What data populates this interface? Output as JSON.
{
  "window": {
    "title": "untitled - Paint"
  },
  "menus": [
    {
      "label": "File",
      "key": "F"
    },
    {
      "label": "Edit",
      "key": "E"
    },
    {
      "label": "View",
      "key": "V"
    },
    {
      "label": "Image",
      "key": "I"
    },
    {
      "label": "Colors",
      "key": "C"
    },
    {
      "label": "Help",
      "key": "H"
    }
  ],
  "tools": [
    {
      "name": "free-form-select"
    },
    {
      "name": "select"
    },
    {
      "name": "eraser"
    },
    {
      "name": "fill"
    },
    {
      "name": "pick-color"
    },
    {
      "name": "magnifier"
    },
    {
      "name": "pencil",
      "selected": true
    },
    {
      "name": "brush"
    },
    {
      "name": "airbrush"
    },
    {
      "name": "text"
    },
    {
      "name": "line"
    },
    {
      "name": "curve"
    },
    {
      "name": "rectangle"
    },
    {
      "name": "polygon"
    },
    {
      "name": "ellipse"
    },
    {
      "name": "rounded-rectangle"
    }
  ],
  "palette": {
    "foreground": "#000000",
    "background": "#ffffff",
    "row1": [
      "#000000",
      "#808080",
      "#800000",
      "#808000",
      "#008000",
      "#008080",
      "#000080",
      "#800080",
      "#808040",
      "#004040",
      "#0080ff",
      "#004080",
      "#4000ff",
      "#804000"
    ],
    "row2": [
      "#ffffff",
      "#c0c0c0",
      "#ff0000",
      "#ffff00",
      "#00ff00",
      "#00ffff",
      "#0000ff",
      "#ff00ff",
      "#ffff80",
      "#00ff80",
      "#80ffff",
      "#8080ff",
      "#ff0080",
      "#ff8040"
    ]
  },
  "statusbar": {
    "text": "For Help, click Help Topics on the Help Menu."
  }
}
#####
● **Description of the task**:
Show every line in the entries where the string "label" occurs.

● **Task response**:
      "label": "File",
      "label": "Edit",
      "label": "View",
      "label": "Image",
      "label": "Colors",
      "label": "Help",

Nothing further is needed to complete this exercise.